“There’s a rumor going around that I’m retiring – even my relatives are asking if I’m retiring – but I’m staying put,” Dr. Hay says. He says that bringing Jason on board reminds him of his father, but this time, he’s standing in his father’s shoes. “It’s sort of like deja vu,” he says. “My father had been practicing in Emmaus for 30 years when I joined, and now it’s been 60 years and Jason just joined, so it reminds me of when I had just started with my father.”
While Dr. Hay was mostly set on following in his father’s footsteps, there was a time when the young undergraduate thought he might become a game warden due to his love of hunting and the outdoors. “Then I did my research and I found out you had to basically wait for one of the game wardens to die to get in,” he explains, laughing.
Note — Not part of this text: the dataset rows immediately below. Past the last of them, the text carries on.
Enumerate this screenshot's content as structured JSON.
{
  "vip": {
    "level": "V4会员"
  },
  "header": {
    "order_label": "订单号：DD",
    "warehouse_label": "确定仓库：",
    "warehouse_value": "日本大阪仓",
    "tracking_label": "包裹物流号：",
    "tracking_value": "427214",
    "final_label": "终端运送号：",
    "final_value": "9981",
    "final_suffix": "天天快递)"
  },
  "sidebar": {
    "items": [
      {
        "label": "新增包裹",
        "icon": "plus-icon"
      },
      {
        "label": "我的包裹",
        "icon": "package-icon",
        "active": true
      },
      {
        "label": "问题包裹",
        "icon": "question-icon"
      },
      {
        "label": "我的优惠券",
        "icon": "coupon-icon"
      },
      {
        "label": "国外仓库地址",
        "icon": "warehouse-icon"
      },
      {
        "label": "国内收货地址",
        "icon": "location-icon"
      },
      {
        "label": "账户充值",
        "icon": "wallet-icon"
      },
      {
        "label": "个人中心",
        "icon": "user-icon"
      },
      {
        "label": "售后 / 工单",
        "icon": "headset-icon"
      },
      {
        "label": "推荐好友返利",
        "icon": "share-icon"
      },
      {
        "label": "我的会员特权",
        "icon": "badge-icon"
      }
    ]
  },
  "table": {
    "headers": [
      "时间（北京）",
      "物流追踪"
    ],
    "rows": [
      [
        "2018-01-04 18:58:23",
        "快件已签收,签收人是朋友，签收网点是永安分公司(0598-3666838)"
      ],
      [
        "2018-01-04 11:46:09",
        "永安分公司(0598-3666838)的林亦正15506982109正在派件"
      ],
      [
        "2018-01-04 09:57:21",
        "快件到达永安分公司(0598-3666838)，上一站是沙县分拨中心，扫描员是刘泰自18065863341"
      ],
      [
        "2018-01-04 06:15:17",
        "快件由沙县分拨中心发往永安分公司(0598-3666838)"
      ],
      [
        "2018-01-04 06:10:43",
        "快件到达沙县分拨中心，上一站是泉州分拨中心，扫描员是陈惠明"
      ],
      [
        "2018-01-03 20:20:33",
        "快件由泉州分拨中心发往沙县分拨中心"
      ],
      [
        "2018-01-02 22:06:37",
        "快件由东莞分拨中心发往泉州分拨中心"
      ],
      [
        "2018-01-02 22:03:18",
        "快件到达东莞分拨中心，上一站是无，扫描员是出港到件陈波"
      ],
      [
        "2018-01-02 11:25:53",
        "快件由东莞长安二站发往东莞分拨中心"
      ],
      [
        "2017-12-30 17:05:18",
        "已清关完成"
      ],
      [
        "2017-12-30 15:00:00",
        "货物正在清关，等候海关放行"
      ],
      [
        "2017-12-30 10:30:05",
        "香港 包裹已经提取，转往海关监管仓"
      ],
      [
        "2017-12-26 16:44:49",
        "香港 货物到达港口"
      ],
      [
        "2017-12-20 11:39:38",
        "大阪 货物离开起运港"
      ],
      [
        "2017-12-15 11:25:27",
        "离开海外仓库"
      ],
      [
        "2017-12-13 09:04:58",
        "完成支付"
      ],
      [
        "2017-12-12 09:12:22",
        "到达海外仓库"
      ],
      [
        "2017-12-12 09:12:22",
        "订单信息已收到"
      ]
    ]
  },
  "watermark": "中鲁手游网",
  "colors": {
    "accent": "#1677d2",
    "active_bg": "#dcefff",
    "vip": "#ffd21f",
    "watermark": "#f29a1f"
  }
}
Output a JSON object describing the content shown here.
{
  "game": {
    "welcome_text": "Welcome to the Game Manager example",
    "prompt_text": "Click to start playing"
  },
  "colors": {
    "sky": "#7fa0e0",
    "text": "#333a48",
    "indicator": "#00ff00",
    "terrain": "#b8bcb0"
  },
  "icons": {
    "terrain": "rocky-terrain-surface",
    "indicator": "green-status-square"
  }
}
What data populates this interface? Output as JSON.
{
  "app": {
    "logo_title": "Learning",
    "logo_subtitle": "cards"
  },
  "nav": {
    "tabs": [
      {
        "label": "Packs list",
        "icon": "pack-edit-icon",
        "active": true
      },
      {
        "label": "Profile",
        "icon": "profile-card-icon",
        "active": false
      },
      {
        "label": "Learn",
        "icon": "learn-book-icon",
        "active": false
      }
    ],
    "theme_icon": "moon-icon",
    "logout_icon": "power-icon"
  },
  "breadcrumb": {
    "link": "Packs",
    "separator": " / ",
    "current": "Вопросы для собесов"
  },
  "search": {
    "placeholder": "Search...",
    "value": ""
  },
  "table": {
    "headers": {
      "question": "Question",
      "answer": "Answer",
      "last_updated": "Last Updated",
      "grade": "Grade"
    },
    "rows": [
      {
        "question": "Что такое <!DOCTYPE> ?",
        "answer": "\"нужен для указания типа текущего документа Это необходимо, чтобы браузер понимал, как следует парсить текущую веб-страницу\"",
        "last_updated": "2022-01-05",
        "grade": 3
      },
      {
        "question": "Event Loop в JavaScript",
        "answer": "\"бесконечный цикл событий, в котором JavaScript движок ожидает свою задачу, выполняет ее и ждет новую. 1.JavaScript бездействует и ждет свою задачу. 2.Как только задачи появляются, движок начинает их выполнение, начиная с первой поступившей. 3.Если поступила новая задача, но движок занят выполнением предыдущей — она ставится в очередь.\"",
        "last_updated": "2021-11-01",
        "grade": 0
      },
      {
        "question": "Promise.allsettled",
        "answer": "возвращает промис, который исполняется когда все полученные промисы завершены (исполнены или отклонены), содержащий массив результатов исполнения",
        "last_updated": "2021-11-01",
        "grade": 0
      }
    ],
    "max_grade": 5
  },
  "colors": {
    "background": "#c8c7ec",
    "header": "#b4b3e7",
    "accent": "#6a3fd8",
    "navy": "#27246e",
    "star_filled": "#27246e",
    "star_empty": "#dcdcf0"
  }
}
So he became a podiatrist, a diverse specialty that he loves. “You get a variety of cases and ages,” Dr. Hay says, noting that the most common injury he encounters are fractured toes (midnight snackers beware!). “There are kids with warts and ingrown nails, surgical cases like hammer toes and bunions, weekend warriors with sports injuries and sprained ankles, and I’m gearing towards geriatrics now because I’m a baby boomer.”
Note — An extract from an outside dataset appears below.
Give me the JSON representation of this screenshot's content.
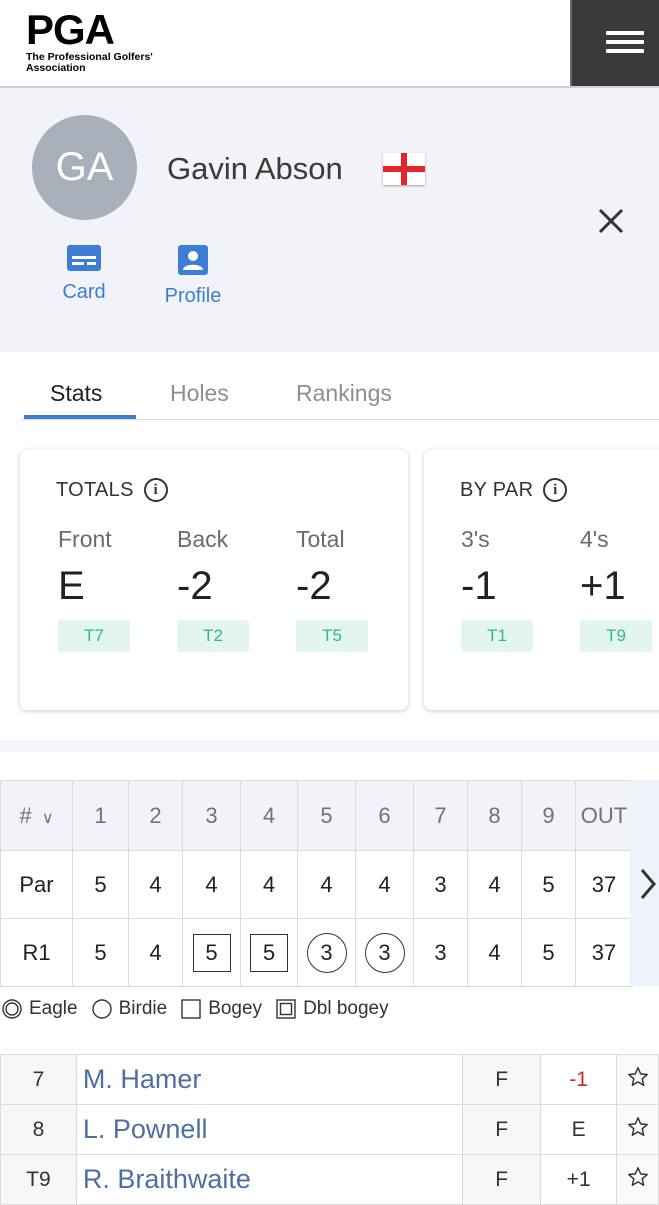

It’s not just the specialty he loves, however. It’s also the opportunity to practice medicine in his beloved Emmaus. “Emmaus is still a closely-knit community,” Dr. Hay says. “With most of my patients, it’s almost like family.”
The podiatrist is also an active Lions Club member, which is one of the ways he gives back as well as enjoys the quaint small-town events. “Everybody in the community knows that twice a year we make clam chowder for the Lions Club,” he says. “Where else do you ever see that, people getting up at 2 a.m. to make thousands of quarts of clam chowder?” In addition to community service, Dr. Hay’s office dispenses orthopedic shoes and keeps a stockpile of shoes people didn’t want for annual donations to nursing homes and the Salvation Army.
The doorbell-ringing doctor may be a dying breed, but in the age of WebMD and physician consultation apps, Dr. Hay has managed to keep medicine personal and private. “Financially, you don’t make much doing it this way, but I’ve always done it and I enjoy it,” Dr. Hay says. “People are so appreciative that you go out to see them, and then you run into them on the street or at a restaurant and they tell you they’re feeling better, and that’s really what it’s all about.”